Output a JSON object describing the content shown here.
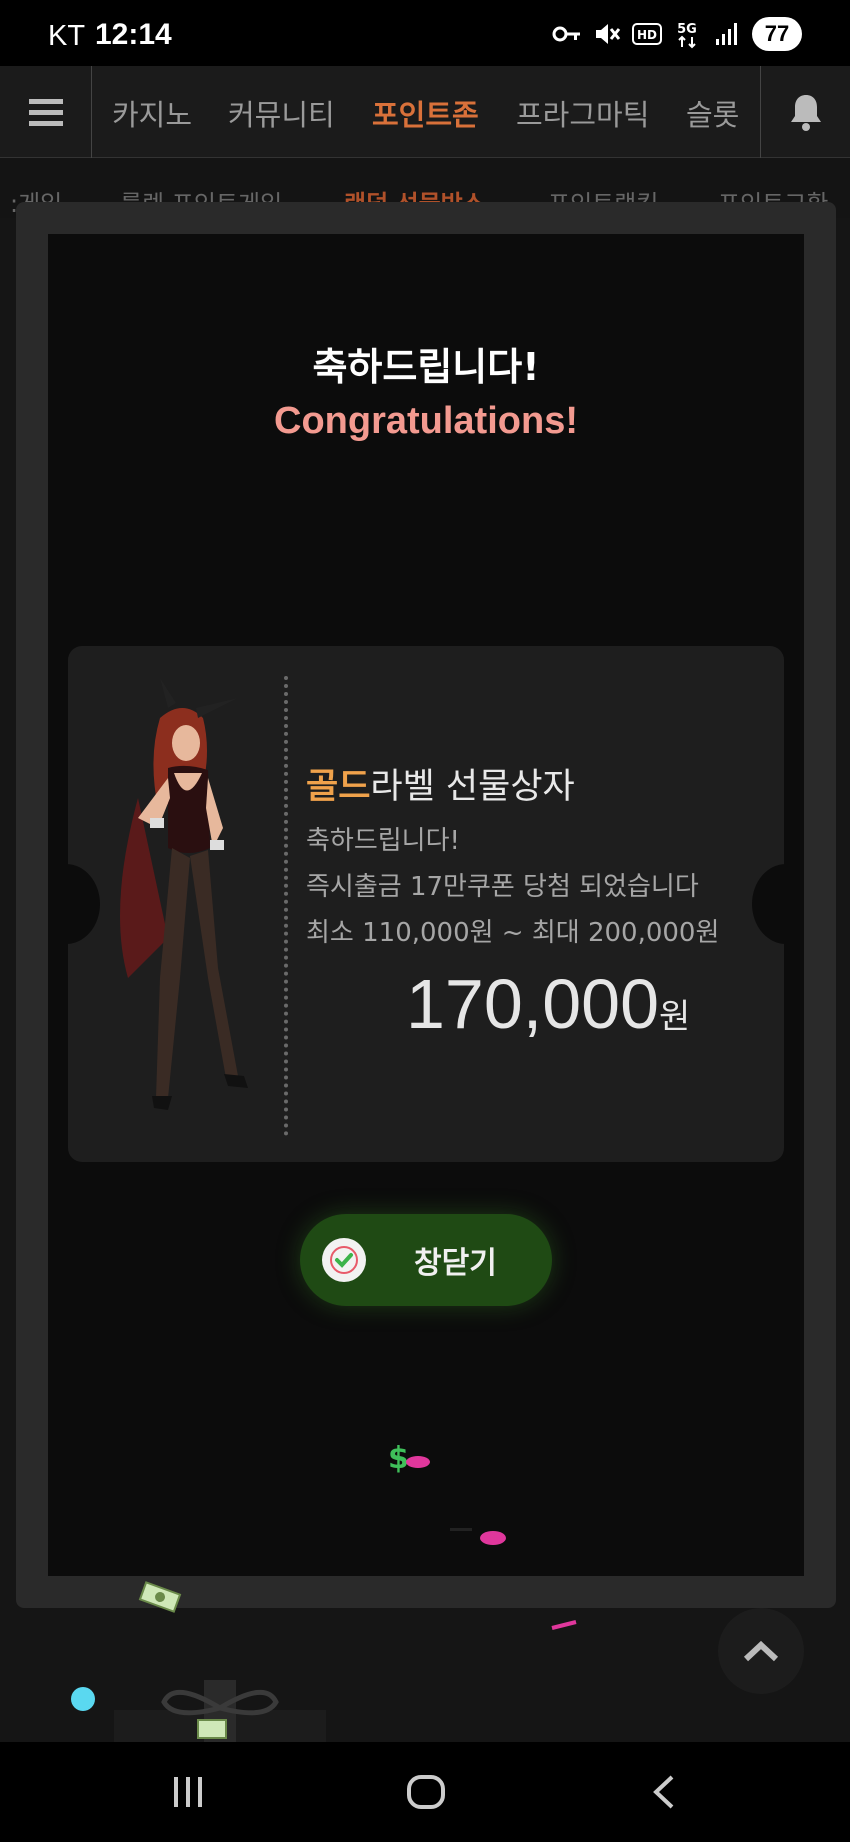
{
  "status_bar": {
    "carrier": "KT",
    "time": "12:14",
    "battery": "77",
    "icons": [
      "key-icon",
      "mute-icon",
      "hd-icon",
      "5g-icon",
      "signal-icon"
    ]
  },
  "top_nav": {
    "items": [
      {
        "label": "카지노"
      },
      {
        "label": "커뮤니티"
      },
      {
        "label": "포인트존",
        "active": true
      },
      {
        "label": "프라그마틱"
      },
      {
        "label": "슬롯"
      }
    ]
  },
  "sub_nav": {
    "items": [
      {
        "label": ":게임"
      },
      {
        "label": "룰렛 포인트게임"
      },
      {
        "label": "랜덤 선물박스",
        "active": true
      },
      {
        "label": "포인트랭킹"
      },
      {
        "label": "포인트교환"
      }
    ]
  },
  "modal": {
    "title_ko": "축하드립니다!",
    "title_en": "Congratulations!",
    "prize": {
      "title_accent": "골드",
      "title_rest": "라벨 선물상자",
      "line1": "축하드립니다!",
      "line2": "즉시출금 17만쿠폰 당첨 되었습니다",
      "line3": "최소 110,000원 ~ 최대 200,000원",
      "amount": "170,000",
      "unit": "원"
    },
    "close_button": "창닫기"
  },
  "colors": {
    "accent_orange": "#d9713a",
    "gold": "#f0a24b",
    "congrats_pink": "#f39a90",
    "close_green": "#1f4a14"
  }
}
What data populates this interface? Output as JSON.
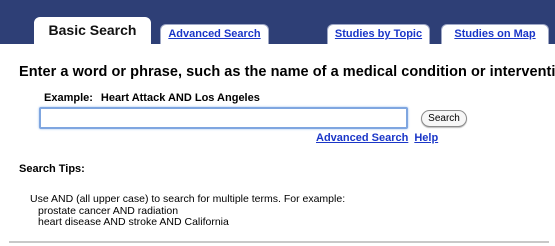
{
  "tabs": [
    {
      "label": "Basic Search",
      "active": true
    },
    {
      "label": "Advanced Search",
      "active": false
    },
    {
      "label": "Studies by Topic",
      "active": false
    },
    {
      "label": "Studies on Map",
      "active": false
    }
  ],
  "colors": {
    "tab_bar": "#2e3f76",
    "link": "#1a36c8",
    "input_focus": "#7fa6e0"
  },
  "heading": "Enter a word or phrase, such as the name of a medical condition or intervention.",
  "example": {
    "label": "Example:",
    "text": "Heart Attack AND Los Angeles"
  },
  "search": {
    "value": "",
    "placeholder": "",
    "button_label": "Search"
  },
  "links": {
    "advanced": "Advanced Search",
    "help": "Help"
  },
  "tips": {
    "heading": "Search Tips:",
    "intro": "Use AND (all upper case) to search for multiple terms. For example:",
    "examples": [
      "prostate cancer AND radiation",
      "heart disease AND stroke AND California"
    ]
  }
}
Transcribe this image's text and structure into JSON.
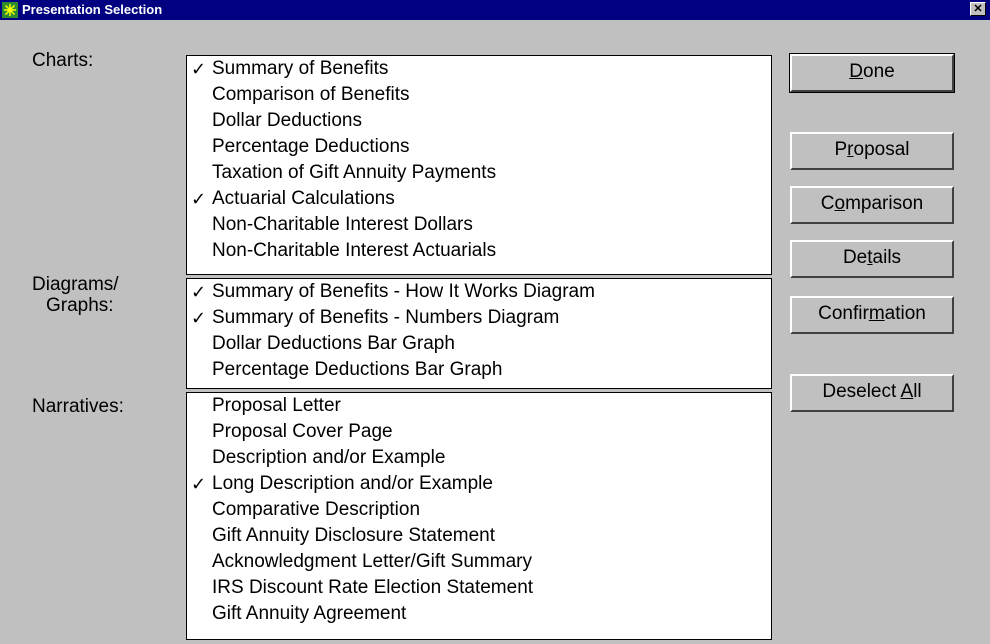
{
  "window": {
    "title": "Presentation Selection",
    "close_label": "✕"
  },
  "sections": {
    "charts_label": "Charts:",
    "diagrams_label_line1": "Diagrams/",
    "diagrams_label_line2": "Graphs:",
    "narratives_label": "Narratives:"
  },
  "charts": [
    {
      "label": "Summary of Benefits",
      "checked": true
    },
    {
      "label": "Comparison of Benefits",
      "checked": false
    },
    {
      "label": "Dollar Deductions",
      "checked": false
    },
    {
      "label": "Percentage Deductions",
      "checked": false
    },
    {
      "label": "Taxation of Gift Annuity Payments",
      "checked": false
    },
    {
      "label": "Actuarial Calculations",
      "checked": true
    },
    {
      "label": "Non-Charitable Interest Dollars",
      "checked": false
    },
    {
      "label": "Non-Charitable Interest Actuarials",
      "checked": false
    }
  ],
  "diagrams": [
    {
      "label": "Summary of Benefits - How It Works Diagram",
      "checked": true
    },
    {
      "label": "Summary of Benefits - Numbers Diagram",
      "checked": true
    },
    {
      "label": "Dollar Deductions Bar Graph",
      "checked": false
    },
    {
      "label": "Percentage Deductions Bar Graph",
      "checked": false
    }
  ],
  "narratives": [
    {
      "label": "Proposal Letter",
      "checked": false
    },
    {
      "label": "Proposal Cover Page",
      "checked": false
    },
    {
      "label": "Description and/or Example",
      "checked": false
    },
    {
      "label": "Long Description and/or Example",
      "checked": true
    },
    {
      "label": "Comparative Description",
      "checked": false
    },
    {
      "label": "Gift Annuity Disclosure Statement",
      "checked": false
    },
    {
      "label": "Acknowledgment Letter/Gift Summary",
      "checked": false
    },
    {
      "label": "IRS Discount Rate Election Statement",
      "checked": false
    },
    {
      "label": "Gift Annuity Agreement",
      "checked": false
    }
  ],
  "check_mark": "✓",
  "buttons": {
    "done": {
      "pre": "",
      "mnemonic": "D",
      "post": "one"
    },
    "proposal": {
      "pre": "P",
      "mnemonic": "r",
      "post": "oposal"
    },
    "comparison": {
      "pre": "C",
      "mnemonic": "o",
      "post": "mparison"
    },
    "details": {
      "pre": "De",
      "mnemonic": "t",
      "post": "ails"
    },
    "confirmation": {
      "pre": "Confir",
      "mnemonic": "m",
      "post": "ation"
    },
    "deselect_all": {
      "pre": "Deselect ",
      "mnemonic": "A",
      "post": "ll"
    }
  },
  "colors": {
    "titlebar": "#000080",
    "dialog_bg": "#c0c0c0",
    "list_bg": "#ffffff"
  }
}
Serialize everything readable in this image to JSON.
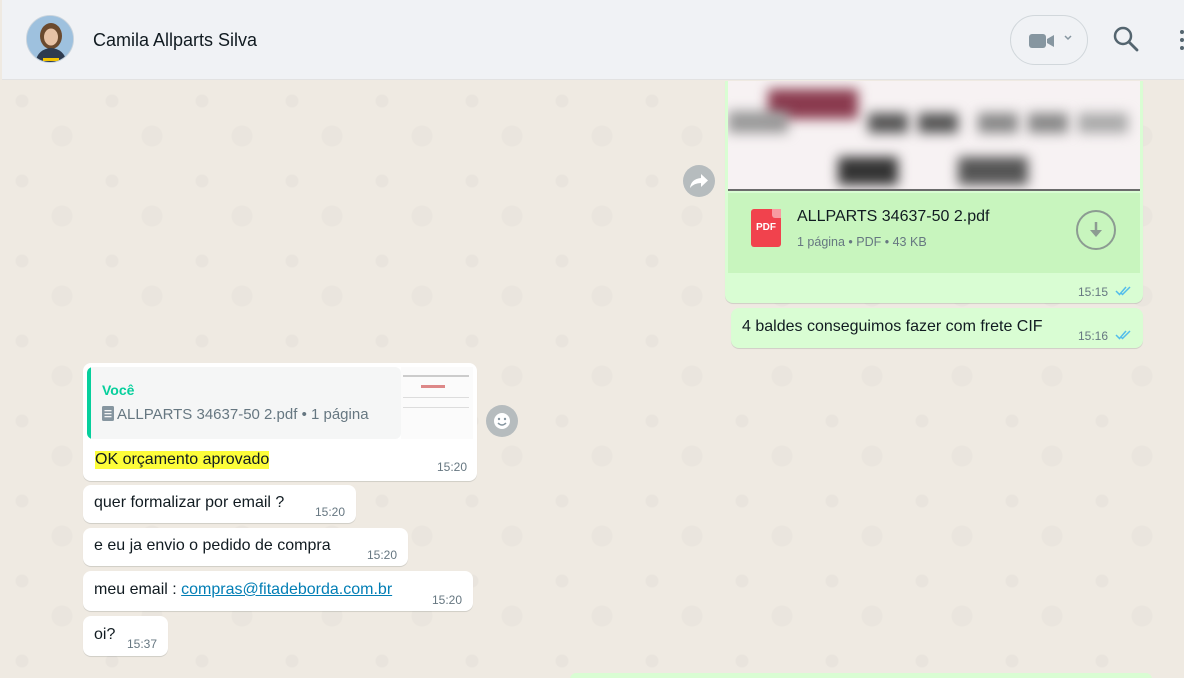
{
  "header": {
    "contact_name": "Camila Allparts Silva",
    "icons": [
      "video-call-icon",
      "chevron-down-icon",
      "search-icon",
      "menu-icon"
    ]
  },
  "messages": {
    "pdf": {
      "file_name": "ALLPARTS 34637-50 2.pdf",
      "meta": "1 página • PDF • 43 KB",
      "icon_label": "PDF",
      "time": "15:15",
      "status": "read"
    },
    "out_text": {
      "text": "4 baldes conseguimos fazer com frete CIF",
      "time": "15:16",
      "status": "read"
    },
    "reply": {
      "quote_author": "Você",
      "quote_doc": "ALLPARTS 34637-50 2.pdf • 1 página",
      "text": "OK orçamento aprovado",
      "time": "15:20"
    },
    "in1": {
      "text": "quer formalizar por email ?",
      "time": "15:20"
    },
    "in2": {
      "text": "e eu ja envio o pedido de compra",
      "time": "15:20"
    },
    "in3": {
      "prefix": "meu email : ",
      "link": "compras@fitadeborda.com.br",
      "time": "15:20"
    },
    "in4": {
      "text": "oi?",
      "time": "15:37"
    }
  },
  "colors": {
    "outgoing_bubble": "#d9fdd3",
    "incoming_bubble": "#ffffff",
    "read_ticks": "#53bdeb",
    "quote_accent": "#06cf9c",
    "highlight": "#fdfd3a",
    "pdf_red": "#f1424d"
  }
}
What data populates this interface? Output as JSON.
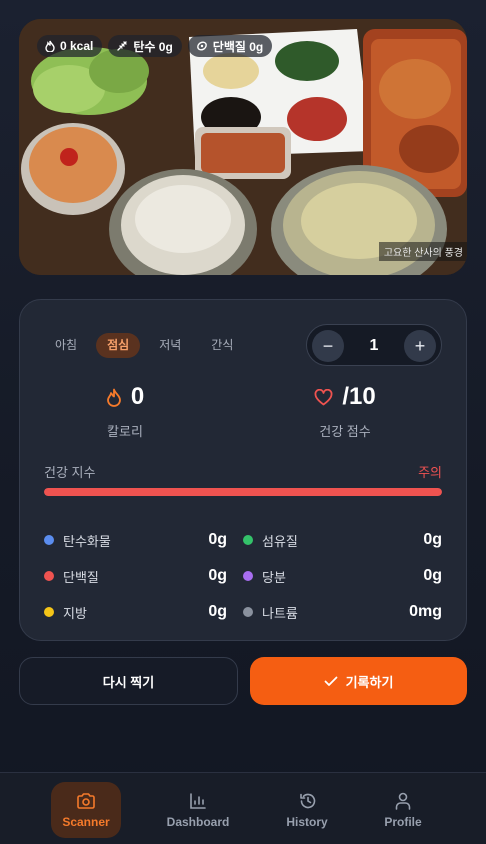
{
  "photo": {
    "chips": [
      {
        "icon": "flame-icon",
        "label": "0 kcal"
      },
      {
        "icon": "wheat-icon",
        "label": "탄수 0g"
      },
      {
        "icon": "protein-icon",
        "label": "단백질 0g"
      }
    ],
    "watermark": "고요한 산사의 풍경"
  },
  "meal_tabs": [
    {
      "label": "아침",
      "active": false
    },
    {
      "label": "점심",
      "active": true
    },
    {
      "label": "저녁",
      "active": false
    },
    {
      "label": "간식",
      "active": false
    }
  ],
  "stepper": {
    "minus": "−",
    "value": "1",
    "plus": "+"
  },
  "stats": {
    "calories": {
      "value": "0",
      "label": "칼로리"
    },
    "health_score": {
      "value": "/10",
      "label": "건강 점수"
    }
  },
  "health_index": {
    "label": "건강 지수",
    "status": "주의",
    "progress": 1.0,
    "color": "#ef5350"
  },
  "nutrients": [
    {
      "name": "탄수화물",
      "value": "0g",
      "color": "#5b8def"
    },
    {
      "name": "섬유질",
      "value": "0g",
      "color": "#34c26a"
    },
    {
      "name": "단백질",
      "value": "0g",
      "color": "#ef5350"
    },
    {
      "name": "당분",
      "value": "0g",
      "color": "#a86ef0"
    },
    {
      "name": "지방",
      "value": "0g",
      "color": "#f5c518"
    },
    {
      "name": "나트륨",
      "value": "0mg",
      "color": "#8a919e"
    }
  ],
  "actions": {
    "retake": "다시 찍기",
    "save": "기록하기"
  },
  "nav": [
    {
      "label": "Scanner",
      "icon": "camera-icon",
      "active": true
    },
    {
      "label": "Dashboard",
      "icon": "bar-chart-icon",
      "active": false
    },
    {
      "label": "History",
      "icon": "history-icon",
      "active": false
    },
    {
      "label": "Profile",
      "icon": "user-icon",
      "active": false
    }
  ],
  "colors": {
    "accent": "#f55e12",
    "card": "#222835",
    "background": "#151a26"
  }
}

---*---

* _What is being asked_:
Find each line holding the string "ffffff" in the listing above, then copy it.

* _Solved exercise_:
    "list_bg": "#ffffff"
    "incoming_bubble": "#ffffff",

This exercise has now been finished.